It’s inevitable. If you are a human being, at some point during your life, you are not going to feel like doing something you have to do. Sometimes the reason is superficial: you’re simply not in the mood to do something in the same way you’re simply not in the mood for a taco.
(Sorry. Who am I kidding? Who’s ever not in the mood for a taco?)
Sometimes you don’t want to wake up early and run, to gut out another hill repeat, to roll out your IT band for the thousandth time, simply because you don’t feel like it. It’s like not being in the mood to listen to The Eagles. I mean, who doesn’t love The Eagles? Just because “Desperado” doesn’t happen to float your boat at this very moment doesn’t mean you don’t like The Eagles. It just means you’re not in the mood to listen to “Desperado.”

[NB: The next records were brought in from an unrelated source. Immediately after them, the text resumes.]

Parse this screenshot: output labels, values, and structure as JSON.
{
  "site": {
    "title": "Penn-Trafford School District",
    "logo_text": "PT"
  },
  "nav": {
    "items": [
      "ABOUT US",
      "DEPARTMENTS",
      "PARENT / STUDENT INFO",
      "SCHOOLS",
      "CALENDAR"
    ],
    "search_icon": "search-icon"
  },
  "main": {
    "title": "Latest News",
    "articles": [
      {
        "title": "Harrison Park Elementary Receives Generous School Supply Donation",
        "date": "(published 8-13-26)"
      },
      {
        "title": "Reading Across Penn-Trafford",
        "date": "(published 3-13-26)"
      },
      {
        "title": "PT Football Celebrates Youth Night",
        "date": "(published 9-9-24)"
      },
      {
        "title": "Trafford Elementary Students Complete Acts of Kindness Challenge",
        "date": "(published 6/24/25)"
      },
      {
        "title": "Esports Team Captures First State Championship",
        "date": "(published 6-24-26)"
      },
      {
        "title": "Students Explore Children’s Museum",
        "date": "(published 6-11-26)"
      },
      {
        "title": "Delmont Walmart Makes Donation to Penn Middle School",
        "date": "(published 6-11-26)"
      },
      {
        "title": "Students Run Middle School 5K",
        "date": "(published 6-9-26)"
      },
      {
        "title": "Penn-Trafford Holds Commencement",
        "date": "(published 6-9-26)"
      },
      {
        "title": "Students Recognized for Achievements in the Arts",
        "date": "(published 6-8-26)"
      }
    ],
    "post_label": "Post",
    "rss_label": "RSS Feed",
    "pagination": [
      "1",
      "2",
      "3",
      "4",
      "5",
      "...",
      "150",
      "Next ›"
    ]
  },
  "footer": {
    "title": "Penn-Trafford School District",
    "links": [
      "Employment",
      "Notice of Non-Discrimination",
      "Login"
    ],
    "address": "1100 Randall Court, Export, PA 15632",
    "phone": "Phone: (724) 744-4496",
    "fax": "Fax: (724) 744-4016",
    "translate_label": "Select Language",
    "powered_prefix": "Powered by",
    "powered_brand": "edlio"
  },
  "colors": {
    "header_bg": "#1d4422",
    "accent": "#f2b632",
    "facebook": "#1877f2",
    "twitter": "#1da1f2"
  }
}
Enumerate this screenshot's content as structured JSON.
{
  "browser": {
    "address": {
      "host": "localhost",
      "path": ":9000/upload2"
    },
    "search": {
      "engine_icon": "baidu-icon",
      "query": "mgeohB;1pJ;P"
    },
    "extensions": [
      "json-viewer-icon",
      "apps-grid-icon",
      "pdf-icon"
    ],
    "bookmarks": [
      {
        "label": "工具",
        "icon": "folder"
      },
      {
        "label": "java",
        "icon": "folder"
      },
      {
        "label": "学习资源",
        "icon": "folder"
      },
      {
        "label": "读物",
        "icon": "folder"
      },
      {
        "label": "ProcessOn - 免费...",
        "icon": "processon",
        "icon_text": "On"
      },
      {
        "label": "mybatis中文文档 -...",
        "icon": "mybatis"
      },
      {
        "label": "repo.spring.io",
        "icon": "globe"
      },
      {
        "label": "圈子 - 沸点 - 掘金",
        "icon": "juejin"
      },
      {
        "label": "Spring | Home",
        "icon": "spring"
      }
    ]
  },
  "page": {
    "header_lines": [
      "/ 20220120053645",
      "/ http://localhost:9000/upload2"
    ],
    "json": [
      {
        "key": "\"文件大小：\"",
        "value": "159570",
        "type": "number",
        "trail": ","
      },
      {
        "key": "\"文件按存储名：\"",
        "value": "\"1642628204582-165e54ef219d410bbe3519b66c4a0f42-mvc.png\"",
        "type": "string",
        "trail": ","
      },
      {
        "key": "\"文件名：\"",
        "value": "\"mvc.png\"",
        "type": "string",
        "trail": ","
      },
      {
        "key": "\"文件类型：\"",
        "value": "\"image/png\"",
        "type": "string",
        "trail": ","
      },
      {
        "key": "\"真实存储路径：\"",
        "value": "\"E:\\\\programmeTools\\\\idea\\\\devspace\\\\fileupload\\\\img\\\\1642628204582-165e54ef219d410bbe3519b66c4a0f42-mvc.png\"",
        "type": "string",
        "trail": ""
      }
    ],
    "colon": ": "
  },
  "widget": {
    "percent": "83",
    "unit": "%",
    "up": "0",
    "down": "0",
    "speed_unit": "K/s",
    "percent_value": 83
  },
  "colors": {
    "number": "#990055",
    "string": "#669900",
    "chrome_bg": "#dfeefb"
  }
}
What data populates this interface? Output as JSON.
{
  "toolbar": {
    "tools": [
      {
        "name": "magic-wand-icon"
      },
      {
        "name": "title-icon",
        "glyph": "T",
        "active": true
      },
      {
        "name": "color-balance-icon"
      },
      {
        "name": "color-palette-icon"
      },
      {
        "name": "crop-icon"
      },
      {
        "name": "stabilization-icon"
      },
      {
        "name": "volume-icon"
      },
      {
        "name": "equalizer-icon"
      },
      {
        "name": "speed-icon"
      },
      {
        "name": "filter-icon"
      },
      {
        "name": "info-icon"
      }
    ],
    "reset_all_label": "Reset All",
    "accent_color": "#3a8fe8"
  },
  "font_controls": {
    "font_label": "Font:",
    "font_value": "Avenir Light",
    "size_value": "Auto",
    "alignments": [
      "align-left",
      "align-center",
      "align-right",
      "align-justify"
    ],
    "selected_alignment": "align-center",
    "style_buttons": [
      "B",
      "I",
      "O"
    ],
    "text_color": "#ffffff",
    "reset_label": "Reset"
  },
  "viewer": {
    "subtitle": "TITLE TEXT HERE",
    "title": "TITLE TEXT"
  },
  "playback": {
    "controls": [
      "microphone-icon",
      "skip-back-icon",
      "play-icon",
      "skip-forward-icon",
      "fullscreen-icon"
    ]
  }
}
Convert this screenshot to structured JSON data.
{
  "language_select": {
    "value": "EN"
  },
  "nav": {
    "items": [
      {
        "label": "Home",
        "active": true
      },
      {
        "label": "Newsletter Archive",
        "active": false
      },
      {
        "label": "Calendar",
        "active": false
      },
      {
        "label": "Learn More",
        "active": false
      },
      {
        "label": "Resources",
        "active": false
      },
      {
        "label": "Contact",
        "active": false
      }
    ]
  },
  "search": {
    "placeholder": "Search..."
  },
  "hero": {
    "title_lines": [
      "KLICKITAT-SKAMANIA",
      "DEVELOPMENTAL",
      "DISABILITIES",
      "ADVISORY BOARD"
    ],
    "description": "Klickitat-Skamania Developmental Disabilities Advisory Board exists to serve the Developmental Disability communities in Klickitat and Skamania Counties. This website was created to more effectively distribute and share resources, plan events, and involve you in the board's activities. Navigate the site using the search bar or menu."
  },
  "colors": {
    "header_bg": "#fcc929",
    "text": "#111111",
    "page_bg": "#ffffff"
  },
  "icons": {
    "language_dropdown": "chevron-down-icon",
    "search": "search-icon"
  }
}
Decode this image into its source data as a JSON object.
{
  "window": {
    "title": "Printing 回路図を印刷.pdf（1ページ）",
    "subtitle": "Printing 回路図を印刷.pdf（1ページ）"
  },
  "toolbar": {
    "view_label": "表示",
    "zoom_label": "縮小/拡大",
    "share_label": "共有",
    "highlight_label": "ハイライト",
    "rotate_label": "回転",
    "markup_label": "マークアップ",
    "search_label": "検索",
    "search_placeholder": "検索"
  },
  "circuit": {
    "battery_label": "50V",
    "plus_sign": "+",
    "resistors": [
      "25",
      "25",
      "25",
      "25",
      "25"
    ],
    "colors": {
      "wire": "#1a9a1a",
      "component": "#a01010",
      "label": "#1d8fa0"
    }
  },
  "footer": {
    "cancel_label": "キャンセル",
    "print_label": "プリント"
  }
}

I literally have no idea what point I was trying to make.
But at other times, aversion stems from something much deeper. We find that we’re tired. Our pursuits were grand when we first started, but now the effort required to keep going seems to outweigh the rewards. Determination slackens. Rock solid conviction becomes perforated with tiny holes through which doubts begin to percolate. We begin to rationalize concessions. We begin to compromise.
One less 400-meter repeat won’t make or break me.
It doesn’t matter if I skip this workout.
What’s one more piece of cake going to do?
I don’t notice a difference whether or not I do tempo runs, and I’m just not feeling it today.
Weariness, in its faintest, most unrecognizable form, manifests itself as futility.
Guys, emotions are fickle. They are mighty, but they are fickle. The only guarantee with emotions is that they will change. Yes, we can be moved to do great things—take up running for the first time, sign up for a marathon, eat better, quit unhealthy habits—but beginning an enterprise and seeing it through to the end are two different things. In the first case, emotions suffice (to a fault). In the latter, they fail miserably.
C.S. Lewis wisely cautioned, “We have to be continually reminded of what we believe. Neither this belief nor any other will automatically remain alive in the mind. It must be fed.”
We need to be deliberate not just in taking action, but in reminding ourselves why we are taking that action in the first place. We are our own judge and jury. Every day, we hand ourselves a verdict: is what we’re doing worth it or not? We must be intentional and vigilant in supplying positive evidence that our efforts are not in vain. In running. In health. In work. In family. In faith.
It is a delightful thing, to be in the mood to do something at the very moment it needs to be done. It is also a rare thing (at least for me). But emotions are just that: emotions. They are fleeting little fiends that cause more trouble than they have a right to. Our plans are too big and our ideas too grand to surrender to an emotional whim.
The next time you don’t feel like doing something, give yourself a swift kick in the tush and go do whatever it is you need to do. Because the little things matter. That last 400. That brownie you didn’t eat. That tempo run you rocked. They matter. Day after day. Mile after mile. You will see the rewards.
And then you can go celebrate with a taco. Or The Eagles.